I'm gonna post more about it, but I'll cut to the chase now, cause I'm sure you have lives to attend to. After the biopsy, I put my shirt on and went next door and sat in the doctor's office. I sipped some water they brought me. My hand shook a little. Then, the doctor came in, along with a nurse who brought me a cup of tea. She told me what I already knew by then. It was cancer. Freaking, fracking cancer. (That is the title of my forthcoming book, I think.) She drew some diagrams for me, of milk ducts and cancer cells piling up, and invasive cancer stretching beyond the duct like a little claw. (Which is why it's called "cancer". Like the crab. I never knew that. Did you?)

We hoped at that point that I didn't have the claw. The needle biopsy had confirmed there were cancer cells, but the core biopsy she did wouldn't be back till the next day. So, late Friday afternoon she called me and told me what I didn't want to have to tell my family. There are cancer cells in the tissue surrounding the lump, too. Laying in our hallway on the phone, I wrote "invasive" on the piece of notebook paper I was taking notes on, then put my head down on it while I listened to her talk. The reality is, she said, it probably wouldn't change my treatment that much. I'd still need surgery either way, although it is now more likely I'll need chemotherapy too. Time will tell.

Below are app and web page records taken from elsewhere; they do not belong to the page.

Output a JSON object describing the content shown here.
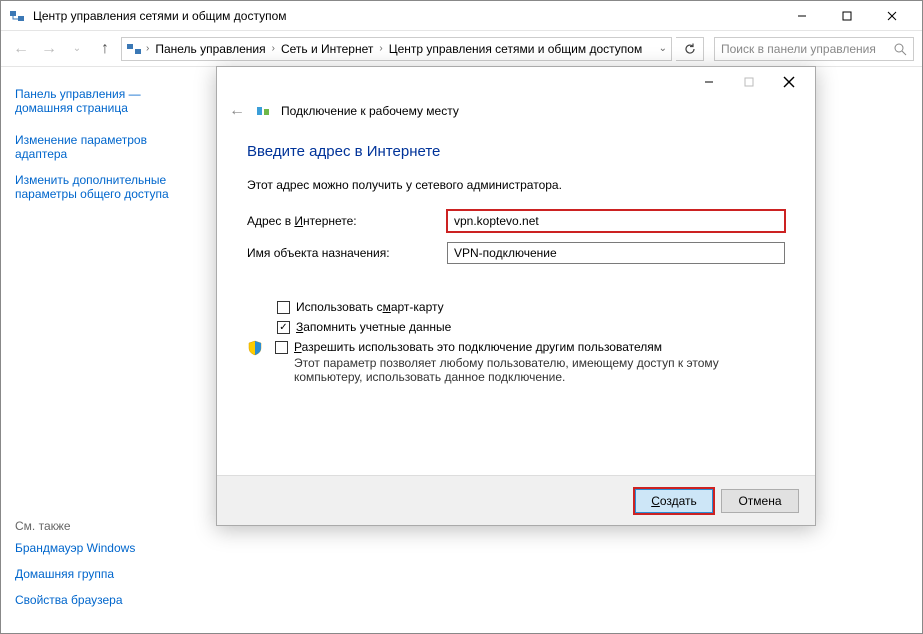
{
  "window": {
    "title": "Центр управления сетями и общим доступом"
  },
  "breadcrumb": {
    "seg1": "Панель управления",
    "seg2": "Сеть и Интернет",
    "seg3": "Центр управления сетями и общим доступом"
  },
  "search": {
    "placeholder": "Поиск в панели управления"
  },
  "sidebar": {
    "home": "Панель управления — домашняя страница",
    "link1": "Изменение параметров адаптера",
    "link2": "Изменить дополнительные параметры общего доступа",
    "seeAlsoHdr": "См. также",
    "see1": "Брандмауэр Windows",
    "see2": "Домашняя группа",
    "see3": "Свойства браузера"
  },
  "dialog": {
    "subheader": "Подключение к рабочему месту",
    "title": "Введите адрес в Интернете",
    "desc": "Этот адрес можно получить у сетевого администратора.",
    "addrLabelPre": "Адрес в ",
    "addrLabelU": "И",
    "addrLabelPost": "нтернете:",
    "addrValue": "vpn.koptevo.net",
    "destLabel": "Имя объекта назначения:",
    "destValue": "VPN-подключение",
    "chkSmartPre": "Использовать с",
    "chkSmartU": "м",
    "chkSmartPost": "арт-карту",
    "chkRememberU": "З",
    "chkRememberPost": "апомнить учетные данные",
    "chkShareU": "Р",
    "chkSharePost": "азрешить использовать это подключение другим пользователям",
    "chkShareSub": "Этот параметр позволяет любому пользователю, имеющему доступ к этому компьютеру, использовать данное подключение.",
    "btnCreateU": "С",
    "btnCreatePost": "оздать",
    "btnCancel": "Отмена"
  }
}
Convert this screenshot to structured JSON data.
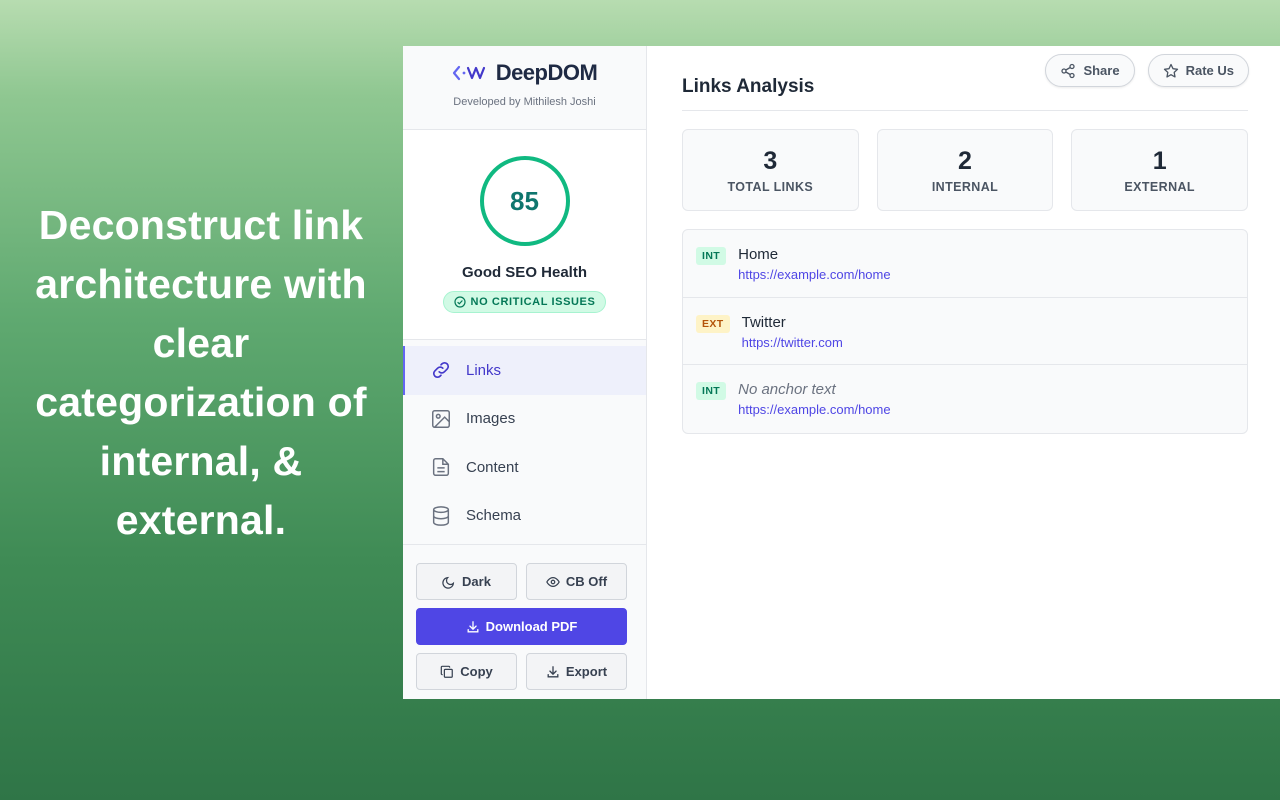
{
  "tagline": "Deconstruct link architecture with clear categorization of internal, & external.",
  "brand": {
    "name": "DeepDOM",
    "subtitle": "Developed by Mithilesh Joshi"
  },
  "health": {
    "score": "85",
    "label": "Good SEO Health",
    "badge": "NO CRITICAL ISSUES"
  },
  "nav": [
    {
      "label": "Links",
      "icon": "link-icon",
      "active": true
    },
    {
      "label": "Images",
      "icon": "image-icon",
      "active": false
    },
    {
      "label": "Content",
      "icon": "document-icon",
      "active": false
    },
    {
      "label": "Schema",
      "icon": "database-icon",
      "active": false
    }
  ],
  "buttons": {
    "dark": "Dark",
    "cb": "CB Off",
    "download": "Download PDF",
    "copy": "Copy",
    "export": "Export"
  },
  "top_actions": {
    "share": "Share",
    "rate": "Rate Us"
  },
  "main": {
    "title": "Links Analysis",
    "stats": [
      {
        "value": "3",
        "label": "TOTAL LINKS"
      },
      {
        "value": "2",
        "label": "INTERNAL"
      },
      {
        "value": "1",
        "label": "EXTERNAL"
      }
    ],
    "links": [
      {
        "tag": "INT",
        "text": "Home",
        "url": "https://example.com/home"
      },
      {
        "tag": "EXT",
        "text": "Twitter",
        "url": "https://twitter.com"
      },
      {
        "tag": "INT",
        "text": "No anchor text",
        "url": "https://example.com/home"
      }
    ]
  },
  "colors": {
    "accent": "#4f46e5",
    "success": "#10b981",
    "warning": "#b45309"
  }
}
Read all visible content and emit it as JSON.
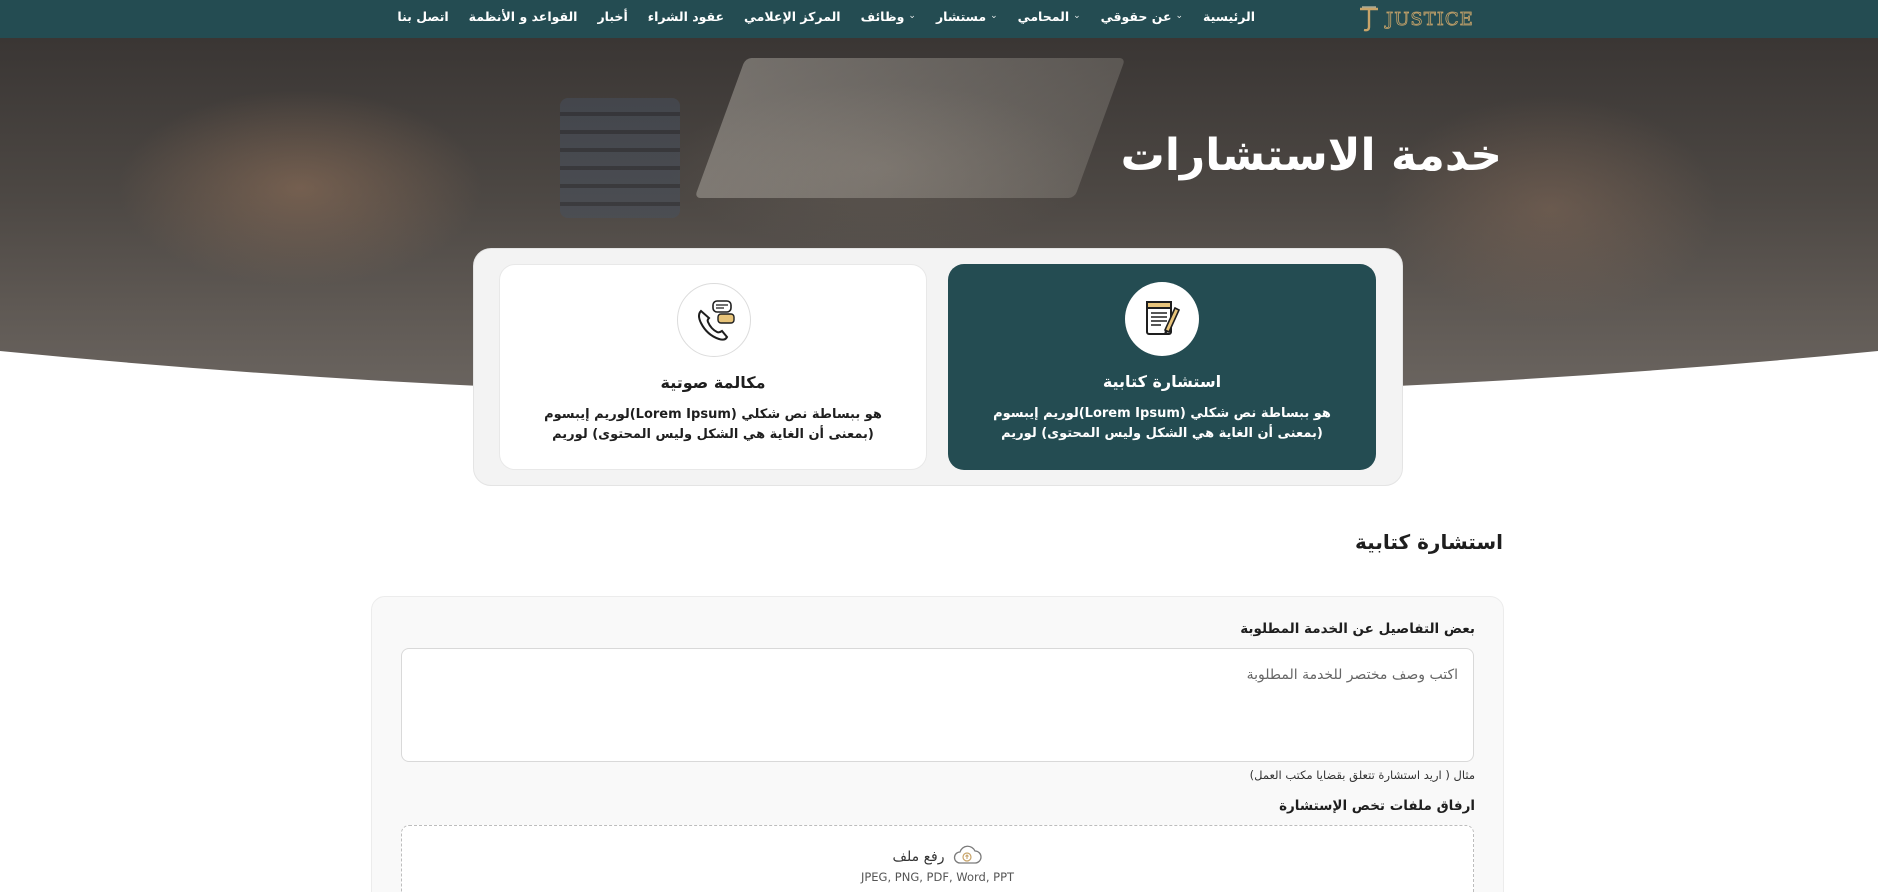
{
  "nav": {
    "logo_text": "JUSTICE",
    "items": [
      {
        "label": "الرئيسية",
        "has_dropdown": false
      },
      {
        "label": "عن حقوقي",
        "has_dropdown": true
      },
      {
        "label": "المحامي",
        "has_dropdown": true
      },
      {
        "label": "مستشار",
        "has_dropdown": true
      },
      {
        "label": "وظائف",
        "has_dropdown": true
      },
      {
        "label": "المركز الإعلامي",
        "has_dropdown": false
      },
      {
        "label": "عقود الشراء",
        "has_dropdown": false
      },
      {
        "label": "أخبار",
        "has_dropdown": false
      },
      {
        "label": "القواعد و الأنظمة",
        "has_dropdown": false
      },
      {
        "label": "اتصل بنا",
        "has_dropdown": false
      }
    ],
    "chevron_glyph": "⌄"
  },
  "hero": {
    "title": "خدمة الاستشارات"
  },
  "services": {
    "written": {
      "title": "استشارة كتابية",
      "description": "هو ببساطة نص شكلي (Lorem Ipsum)لوريم إيبسوم (بمعنى أن الغاية هي الشكل وليس المحتوى) لوريم",
      "icon": "document-pen-icon",
      "selected": true
    },
    "voice": {
      "title": "مكالمة صوتية",
      "description": "هو ببساطة نص شكلي (Lorem Ipsum)لوريم إيبسوم (بمعنى أن الغاية هي الشكل وليس المحتوى) لوريم",
      "icon": "phone-chat-icon",
      "selected": false
    }
  },
  "section": {
    "heading": "استشارة كتابية"
  },
  "form": {
    "details_label": "بعض التفاصيل عن الخدمة المطلوبة",
    "details_placeholder": "اكتب وصف مختصر للخدمة المطلوبة",
    "details_value": "",
    "hint": "مثال ( اريد استشارة تتعلق بقضايا مكتب العمل)",
    "attach_label": "ارفاق ملفات تخص الإستشارة",
    "upload_label": "رفع ملف",
    "upload_types": "JPEG, PNG, PDF, Word, PPT",
    "upload_icon": "cloud-upload-icon"
  },
  "colors": {
    "primary": "#244c52",
    "accent_gold": "#c8a46a",
    "background": "#ffffff"
  }
}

So, that was 5 days ago. Tomorrow, Jason and I are meeting with the surgeon to find out what happens next. I'm not sure when they'll schedule my surgery, but it will probably be soon. This is happening. And with what Becky went through, it is really the strangest deja vu.

I am okay. I am actually feeling fine, mostly. But I am nervous, nearly all the time. Like that tingly, butterfly feeling you get before a job interview or a leap off the high dive. But instead of going away as soon as you do the thing, it lasts for hours. It's draining after awhile. But I've found that exercise really helps it go away, so I'm gonna throw that tip out there for anyone who needs it.

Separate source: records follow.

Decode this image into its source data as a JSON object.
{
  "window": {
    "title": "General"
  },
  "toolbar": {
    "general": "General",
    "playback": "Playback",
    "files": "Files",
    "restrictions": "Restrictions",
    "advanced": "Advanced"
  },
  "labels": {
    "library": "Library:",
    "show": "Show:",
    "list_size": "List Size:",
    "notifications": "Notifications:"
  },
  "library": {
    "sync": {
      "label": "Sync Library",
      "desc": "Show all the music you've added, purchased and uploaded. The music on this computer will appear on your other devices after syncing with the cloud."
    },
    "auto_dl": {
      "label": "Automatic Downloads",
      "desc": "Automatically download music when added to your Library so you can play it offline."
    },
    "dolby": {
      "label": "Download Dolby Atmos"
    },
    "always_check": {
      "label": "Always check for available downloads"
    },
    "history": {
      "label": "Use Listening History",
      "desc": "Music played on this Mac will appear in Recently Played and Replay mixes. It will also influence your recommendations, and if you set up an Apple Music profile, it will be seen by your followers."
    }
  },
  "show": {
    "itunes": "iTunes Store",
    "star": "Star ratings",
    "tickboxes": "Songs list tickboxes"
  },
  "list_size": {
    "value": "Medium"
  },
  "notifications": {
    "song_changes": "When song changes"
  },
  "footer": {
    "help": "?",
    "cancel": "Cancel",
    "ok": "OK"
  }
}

Thanks for reading all this. I have more to say, can you believe? But I'm gonna save it for later. Can you pray for me, if you're a praying kind of person? Or even if you're not? I don't discriminate! I would really appreciate it. I am going to be fine, but I know I can't do this on my own. I also know I don't have to. Thanks, guys! I know this is "just" the Internets, but it sure feels real to me.

More soon. xoxo

Wednesday, February 1, 2012


I was all ready to do a chirpy the kids are back to school post for y'all. But this pic of them enjoying our traditional first day of school cupcakes is all the chirp I have in me at the moment.

I'm typing this out on my phone with one hand. The other hand is holding Ava's pink princess ice pack on my eye. I'm getting conjunctivitis (pink eye) again. Which is not as fun as it sounds.

I felt it coming on yesterday, and tonight, my eye is swelling up and getting redder by the moment. If the last time is any indication, by tomorrow I'll look like the Elephant Man. Also not as fun as it sounds.

I'm not having a very good attitude about it. Is that okay to admit? It's just an extreme annoyance in the midst of a busy week. Plus, with my eye all yucky and swollen, I'll be reluctant to go anywhere. Maybe I should don a mask--I could sweep through town all mysterious-like. I could be like the Phantom of the Opera! Too bad we don't have any catacombs.

Everything is fine and we are all well! There are a few emotionally taxing things going on right now with the church right now, though. Nothing terrible, just things we are trying to help with. That, with getting the kids back to
school, had my plate pretty full this week, which is why I'm so crotchety about getting pink eye. It's hard to chat with your kid's teacher or counsel someone when they're distracted by your ooky, swollen eye.

That's all. I just felt like whining, like a whining baby that whines. But I am okay, of course. I might be a little cranky for a few days though, and I thought you should know. In case you run into me or whatever.

Where are one's big girl panties when one needs them?